Nortel – $4.5B
Nortel Networks Corporation holds the distinction of generating the highest grossing patent sale in history. In 2012, Nortel, then a multi-national telecommunications and data networking equipment manufacturer, sold its last major asset out of bankruptcy — 6000 US and foreign patents encompassing fundamental 4G wireless, data networking, optical voice, internet and semiconductor technologies. The patents commanded a purchase price of $4.5B from a consortium of prominent technology companies.
AOL – $1B
On the heels of the Nortel transaction, AOL sold more than 800 key internet patents to Microsoft and Facebook. Although a distant second place to Nortel in terms of total dollars, the AOL transaction comes in first when viewed by its per patent price ($1.2M) which is nearly double that obtained by Nortel.
Kodak – $527M
Kodak’s 2013 sale of digital imaging patents lands in third place by gross revenue and per patent price. What is astounding about this sale, however, is the unique group of buyers (product producing companies and non-practicing entities) that banded together to purchase and then parcel out the assets for different strategic (defensive and offensive) purposes. The valuation is also significant given the publicly available encumbrances on the patents resulting from Kodak’s many years of aggressive licensing.
Texas Instruments is credited as the founder of modern day patent licensing having successfully turned its stockpile of patents into cash in the mid 1980’s (and continuing to this day) through intensive patent licensing. In the process, TI saved itself from bankruptcy. A decade and a half and an estimated $4B later, TI fundamentally changed how companies view patents — as valuable business assets that should be carefully and strategically developed for monetization. By 1992, TI was earning $400M a year from patent licensing — 40% more than its yearly operating income.

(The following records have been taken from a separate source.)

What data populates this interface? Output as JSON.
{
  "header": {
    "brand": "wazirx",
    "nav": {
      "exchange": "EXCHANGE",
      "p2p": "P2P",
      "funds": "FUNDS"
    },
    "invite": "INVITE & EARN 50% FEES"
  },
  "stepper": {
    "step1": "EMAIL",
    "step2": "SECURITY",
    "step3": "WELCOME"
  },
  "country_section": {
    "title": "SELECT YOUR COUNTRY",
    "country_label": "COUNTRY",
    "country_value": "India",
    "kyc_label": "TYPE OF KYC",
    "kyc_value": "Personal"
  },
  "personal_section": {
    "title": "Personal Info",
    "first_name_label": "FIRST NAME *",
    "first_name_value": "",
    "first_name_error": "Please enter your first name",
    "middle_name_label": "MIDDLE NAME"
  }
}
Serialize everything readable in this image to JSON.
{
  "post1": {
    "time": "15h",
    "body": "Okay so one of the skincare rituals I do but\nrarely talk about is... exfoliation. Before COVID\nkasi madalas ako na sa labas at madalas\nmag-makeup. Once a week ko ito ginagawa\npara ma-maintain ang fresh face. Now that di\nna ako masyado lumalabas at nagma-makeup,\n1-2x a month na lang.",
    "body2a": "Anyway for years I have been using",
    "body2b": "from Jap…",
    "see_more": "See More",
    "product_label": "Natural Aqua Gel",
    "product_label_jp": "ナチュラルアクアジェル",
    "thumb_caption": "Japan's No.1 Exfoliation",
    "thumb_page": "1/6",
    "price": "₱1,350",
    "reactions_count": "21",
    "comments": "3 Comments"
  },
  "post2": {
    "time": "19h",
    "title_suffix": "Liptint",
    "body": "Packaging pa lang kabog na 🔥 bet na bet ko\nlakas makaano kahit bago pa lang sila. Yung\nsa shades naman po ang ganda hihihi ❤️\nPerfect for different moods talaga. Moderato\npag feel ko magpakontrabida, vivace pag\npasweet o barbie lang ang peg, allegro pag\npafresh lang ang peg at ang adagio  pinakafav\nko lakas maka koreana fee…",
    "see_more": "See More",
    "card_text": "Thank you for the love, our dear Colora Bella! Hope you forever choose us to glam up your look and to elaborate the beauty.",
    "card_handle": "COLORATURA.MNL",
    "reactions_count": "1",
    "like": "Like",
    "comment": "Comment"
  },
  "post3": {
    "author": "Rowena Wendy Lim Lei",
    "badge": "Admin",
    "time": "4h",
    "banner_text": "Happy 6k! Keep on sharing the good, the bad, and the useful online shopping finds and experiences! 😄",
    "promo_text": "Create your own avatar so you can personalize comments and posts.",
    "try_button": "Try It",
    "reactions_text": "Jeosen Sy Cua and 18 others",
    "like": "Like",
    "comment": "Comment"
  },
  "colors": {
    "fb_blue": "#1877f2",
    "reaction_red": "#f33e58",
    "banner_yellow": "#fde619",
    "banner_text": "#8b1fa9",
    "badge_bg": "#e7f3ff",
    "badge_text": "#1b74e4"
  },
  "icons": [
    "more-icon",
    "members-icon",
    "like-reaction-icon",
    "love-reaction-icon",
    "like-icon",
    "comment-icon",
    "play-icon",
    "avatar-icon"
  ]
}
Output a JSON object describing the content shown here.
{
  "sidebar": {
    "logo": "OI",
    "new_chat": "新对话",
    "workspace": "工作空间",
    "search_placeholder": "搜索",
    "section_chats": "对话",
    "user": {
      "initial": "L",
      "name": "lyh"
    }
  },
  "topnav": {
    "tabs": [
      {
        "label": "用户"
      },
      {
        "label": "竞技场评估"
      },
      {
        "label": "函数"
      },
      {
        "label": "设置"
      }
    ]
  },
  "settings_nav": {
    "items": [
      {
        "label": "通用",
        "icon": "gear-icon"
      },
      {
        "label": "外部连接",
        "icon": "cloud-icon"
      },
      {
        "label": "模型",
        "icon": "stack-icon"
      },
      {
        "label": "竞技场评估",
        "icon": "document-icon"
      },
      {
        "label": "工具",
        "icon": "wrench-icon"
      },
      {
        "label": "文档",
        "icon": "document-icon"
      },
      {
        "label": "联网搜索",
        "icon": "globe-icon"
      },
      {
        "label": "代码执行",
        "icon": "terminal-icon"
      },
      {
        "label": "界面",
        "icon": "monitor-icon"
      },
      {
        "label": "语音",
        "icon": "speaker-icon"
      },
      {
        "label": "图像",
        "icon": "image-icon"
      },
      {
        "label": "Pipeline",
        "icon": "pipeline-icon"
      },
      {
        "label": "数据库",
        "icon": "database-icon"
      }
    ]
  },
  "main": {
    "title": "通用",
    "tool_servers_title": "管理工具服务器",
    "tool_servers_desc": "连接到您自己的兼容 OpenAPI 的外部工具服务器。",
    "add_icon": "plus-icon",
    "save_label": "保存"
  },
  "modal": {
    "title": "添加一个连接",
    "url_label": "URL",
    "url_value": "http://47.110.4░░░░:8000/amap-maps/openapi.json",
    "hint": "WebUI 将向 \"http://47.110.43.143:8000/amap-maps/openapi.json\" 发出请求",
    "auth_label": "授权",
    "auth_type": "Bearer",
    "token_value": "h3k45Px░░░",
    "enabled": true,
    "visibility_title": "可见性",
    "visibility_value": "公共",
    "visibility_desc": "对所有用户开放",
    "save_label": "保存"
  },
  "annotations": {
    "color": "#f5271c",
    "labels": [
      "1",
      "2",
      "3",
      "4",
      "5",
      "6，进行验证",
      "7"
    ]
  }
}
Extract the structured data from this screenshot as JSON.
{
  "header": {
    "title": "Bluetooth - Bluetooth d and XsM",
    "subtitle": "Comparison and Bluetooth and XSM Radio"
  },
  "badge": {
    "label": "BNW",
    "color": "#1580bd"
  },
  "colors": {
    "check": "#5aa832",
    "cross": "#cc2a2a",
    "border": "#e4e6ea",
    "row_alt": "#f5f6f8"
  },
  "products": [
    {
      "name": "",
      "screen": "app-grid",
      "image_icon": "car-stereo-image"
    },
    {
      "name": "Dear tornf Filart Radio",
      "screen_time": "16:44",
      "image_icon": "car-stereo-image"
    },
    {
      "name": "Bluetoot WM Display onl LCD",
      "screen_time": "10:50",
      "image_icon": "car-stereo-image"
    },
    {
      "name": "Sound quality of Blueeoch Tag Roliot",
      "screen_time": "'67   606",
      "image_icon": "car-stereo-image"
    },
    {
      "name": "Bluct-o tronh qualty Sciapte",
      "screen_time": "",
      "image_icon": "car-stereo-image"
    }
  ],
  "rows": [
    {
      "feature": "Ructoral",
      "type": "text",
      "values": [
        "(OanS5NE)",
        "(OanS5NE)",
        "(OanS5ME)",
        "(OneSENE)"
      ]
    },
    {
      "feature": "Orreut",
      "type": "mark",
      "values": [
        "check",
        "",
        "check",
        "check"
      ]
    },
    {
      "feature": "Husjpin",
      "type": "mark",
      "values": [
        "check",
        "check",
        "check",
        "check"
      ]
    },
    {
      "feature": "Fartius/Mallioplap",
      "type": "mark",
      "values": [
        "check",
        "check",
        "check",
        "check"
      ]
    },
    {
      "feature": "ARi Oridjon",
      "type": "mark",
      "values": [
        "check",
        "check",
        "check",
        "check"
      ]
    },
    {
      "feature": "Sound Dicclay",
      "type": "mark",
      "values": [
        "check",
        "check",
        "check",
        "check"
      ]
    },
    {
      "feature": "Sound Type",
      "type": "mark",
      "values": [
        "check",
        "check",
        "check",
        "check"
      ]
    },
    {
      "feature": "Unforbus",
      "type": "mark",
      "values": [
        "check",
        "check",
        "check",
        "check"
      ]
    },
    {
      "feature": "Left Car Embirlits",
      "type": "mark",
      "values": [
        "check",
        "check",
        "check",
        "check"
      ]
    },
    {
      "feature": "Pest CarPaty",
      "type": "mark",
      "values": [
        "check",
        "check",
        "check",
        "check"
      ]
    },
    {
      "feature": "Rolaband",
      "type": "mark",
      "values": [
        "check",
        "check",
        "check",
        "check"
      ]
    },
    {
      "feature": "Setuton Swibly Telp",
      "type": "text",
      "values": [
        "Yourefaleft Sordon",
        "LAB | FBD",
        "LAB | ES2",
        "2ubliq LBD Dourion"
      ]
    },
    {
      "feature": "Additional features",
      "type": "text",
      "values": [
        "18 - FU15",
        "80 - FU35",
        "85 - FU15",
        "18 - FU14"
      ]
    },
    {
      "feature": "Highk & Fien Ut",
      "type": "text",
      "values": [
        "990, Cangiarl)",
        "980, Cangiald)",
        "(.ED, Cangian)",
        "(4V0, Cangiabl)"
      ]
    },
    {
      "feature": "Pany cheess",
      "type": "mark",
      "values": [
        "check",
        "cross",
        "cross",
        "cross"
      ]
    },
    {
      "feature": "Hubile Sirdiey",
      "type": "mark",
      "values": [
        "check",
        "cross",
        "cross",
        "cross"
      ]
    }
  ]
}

Fast forward to today, and TI’s current licensing revenue exceeds $1B a year – every year. In the mid -1990’s, IBM began its own aggressive campaign to monetize its portfolio and similarly now generates in excess of $1B a year from patent licensing. Google and Microsoft followed suit in the early 2000s and likewise generate billions of dollars every year through patent monetization.